The History and Philosophy of AstrobiologyNovember 28, 2012 / Posted by: Daniella Scalice
Human beings have wondered about the stars above them since the dawn of our species. Is there life out there? Are we alone? The question of life in the universe can be traced back to antiquity, to philosophers and authors like Aristotle, Epicurus of Samos, and Lucian of Samosata. Since then, the astrobiological question has fascinated scientists and philosophers and has been discussed by religious thinkers and utopian authors. Increasingly, the question has gone from something we do not have any answer to, something we can only imagine, to something that we can actually study.
Thus begins the introductory article in a new special collection on the history and philosophy of astrobiology that appears in a recent issue of Astrobiology.
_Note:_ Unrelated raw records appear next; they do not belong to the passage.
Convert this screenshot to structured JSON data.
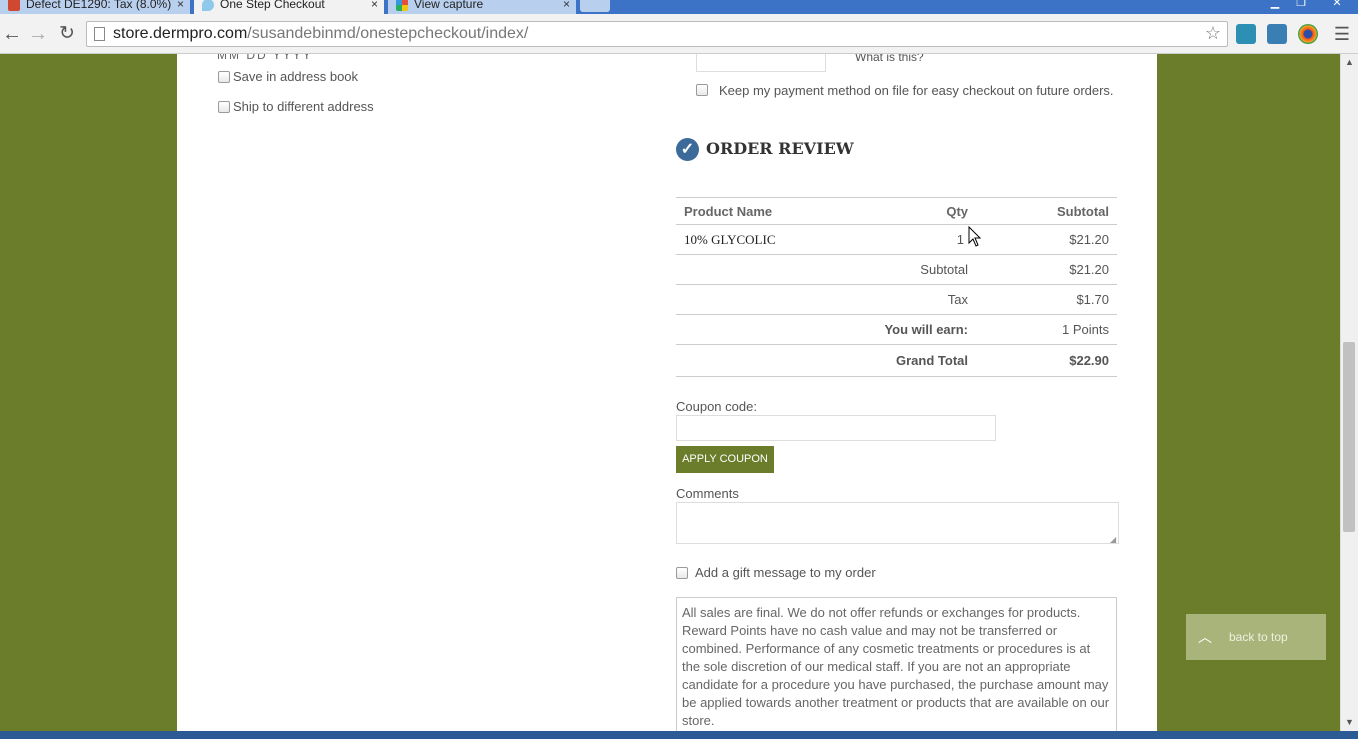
{
  "browser": {
    "tabs": [
      {
        "label": "Defect DE1290: Tax (8.0%)",
        "state": "inactive",
        "icon": "rally-favicon"
      },
      {
        "label": "One Step Checkout",
        "state": "active",
        "icon": "droplet-favicon"
      },
      {
        "label": "View capture",
        "state": "inactive",
        "icon": "capture-favicon"
      }
    ],
    "close_glyph": "×",
    "url_host": "store.dermpro.com",
    "url_path": "/susandebinmd/onestepcheckout/index/"
  },
  "billing": {
    "cut_text": "MM   DD   YYYY",
    "save_address_label": "Save in address book",
    "ship_different_label": "Ship to different address"
  },
  "payment": {
    "what_is_this": "What is this?",
    "keep_on_file_label": "Keep my payment method on file for easy checkout on future orders."
  },
  "review": {
    "title": "ORDER REVIEW",
    "headers": {
      "product": "Product Name",
      "qty": "Qty",
      "subtotal": "Subtotal"
    },
    "items": [
      {
        "name": "10% GLYCOLIC",
        "qty": "1",
        "subtotal": "$21.20"
      }
    ],
    "totals": {
      "subtotal_label": "Subtotal",
      "subtotal_value": "$21.20",
      "tax_label": "Tax",
      "tax_value": "$1.70",
      "earn_label": "You will earn:",
      "earn_value": "1 Points",
      "grand_label": "Grand Total",
      "grand_value": "$22.90"
    }
  },
  "coupon": {
    "label": "Coupon code:",
    "value": "",
    "button": "APPLY COUPON"
  },
  "comments": {
    "label": "Comments",
    "value": ""
  },
  "gift": {
    "label": "Add a gift message to my order"
  },
  "terms": {
    "text": "All sales are final. We do not offer refunds or exchanges for products. Reward Points have no cash value and may not be transferred or combined. Performance of any cosmetic treatments or procedures is at the sole discretion of our medical staff. If you are not an appropriate candidate for a procedure you have purchased, the purchase amount may be applied towards another treatment or products that are available on our store."
  },
  "back_to_top": {
    "label": "back to top"
  },
  "colors": {
    "brand_green": "#6b7d2a",
    "check_blue": "#3d6b99"
  }
}
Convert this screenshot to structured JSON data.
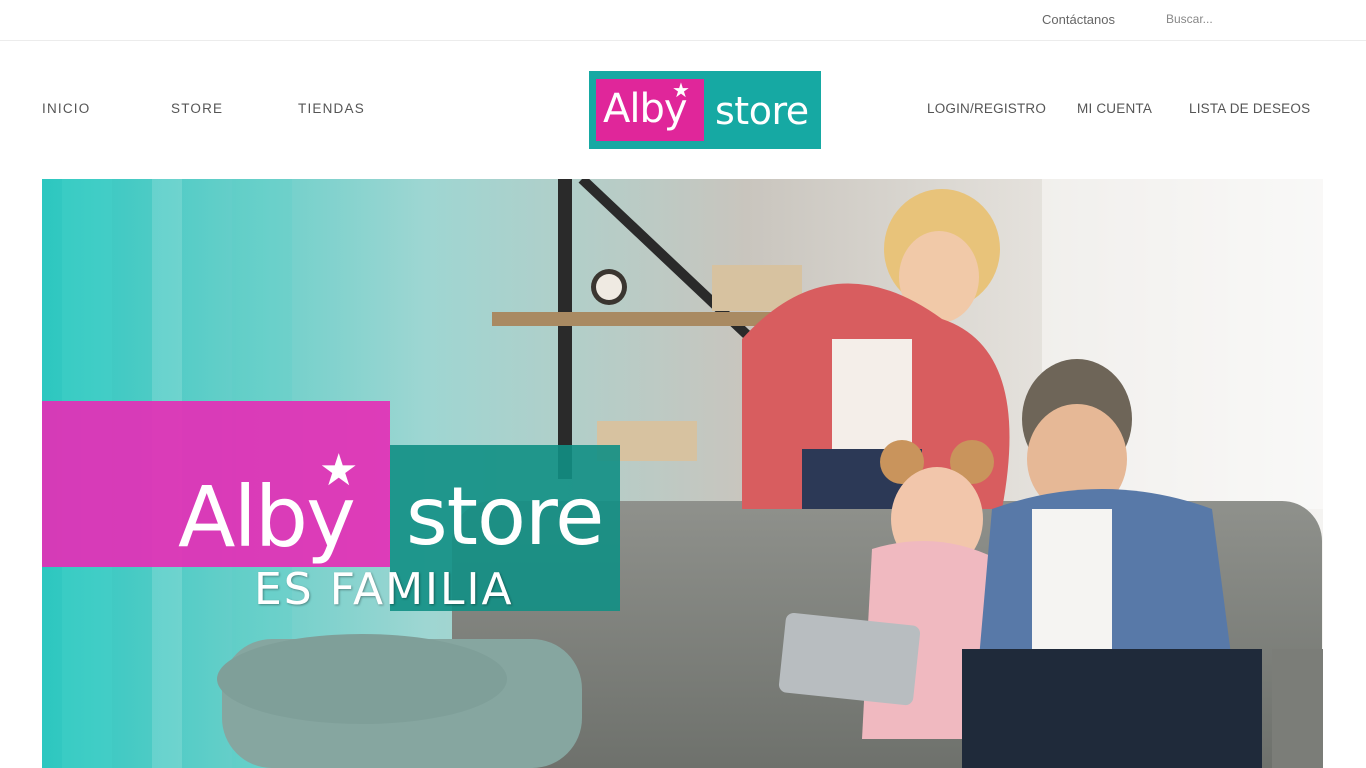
{
  "topbar": {
    "contact_label": "Contáctanos",
    "search_placeholder": "Buscar..."
  },
  "nav": {
    "left": [
      "INICIO",
      "STORE",
      "TIENDAS"
    ],
    "right": [
      "LOGIN/REGISTRO",
      "MI CUENTA",
      "LISTA DE DESEOS"
    ]
  },
  "logo": {
    "word1": "Alby",
    "word2": "store",
    "star": "★"
  },
  "hero": {
    "brand_word1": "Alby",
    "brand_word2": "store",
    "star": "★",
    "tagline": "ES FAMILIA"
  },
  "colors": {
    "brand_pink": "#e0269a",
    "brand_teal": "#16a9a3",
    "hero_pink": "#e42fb6",
    "hero_teal": "#118f84"
  }
}
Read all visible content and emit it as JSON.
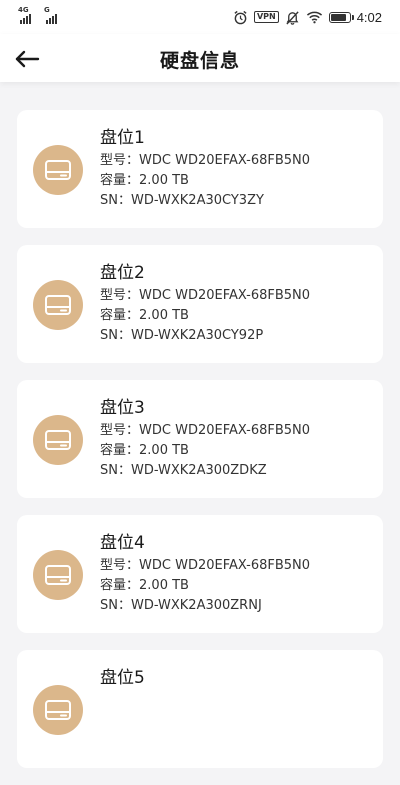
{
  "status_bar": {
    "network_1": "4G",
    "network_2": "G",
    "vpn": "VPN",
    "battery_level": 0.85,
    "time": "4:02"
  },
  "header": {
    "title": "硬盘信息"
  },
  "labels": {
    "model": "型号：",
    "capacity": "容量：",
    "sn": "SN："
  },
  "disks": [
    {
      "name": "盘位1",
      "model": "WDC WD20EFAX-68FB5N0",
      "capacity": "2.00 TB",
      "sn": "WD-WXK2A30CY3ZY"
    },
    {
      "name": "盘位2",
      "model": "WDC WD20EFAX-68FB5N0",
      "capacity": "2.00 TB",
      "sn": "WD-WXK2A30CY92P"
    },
    {
      "name": "盘位3",
      "model": "WDC WD20EFAX-68FB5N0",
      "capacity": "2.00 TB",
      "sn": "WD-WXK2A300ZDKZ"
    },
    {
      "name": "盘位4",
      "model": "WDC WD20EFAX-68FB5N0",
      "capacity": "2.00 TB",
      "sn": "WD-WXK2A300ZRNJ"
    },
    {
      "name": "盘位5",
      "model": "",
      "capacity": "",
      "sn": ""
    }
  ],
  "colors": {
    "accent": "#dbb78b",
    "background": "#f4f4f6",
    "card": "#ffffff"
  }
}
Guest editors David Dunér, Erik Persson, and Gustav Holmberg have curated an interesting array of articles, covering topics from the history of exoplanet detection to Darwin’s contribution to the development of the panspermia theory to the moral status of extraterrestrial life.
- NASA’s NExSS Coalition to Lead Search for Life on Distant Worlds
- A New Tool for Deep Sea Microbiology
- Early Career Astrobiologists Recognized
- Report on Contamination Considerations for Mars 2020
- A Case for Brine on Mars
- Viruses Help Microbial Hosts Cope With Life at the Extremes
- There and Back Again: Biofilm Specializaton
- New Library of Congress Astrobiology Chair Announced
- Diverse Methane Sources in Shallow Alaskan Lakes
- POSTPONED: Quantifying Constraints on Metabolic Diversity Patterns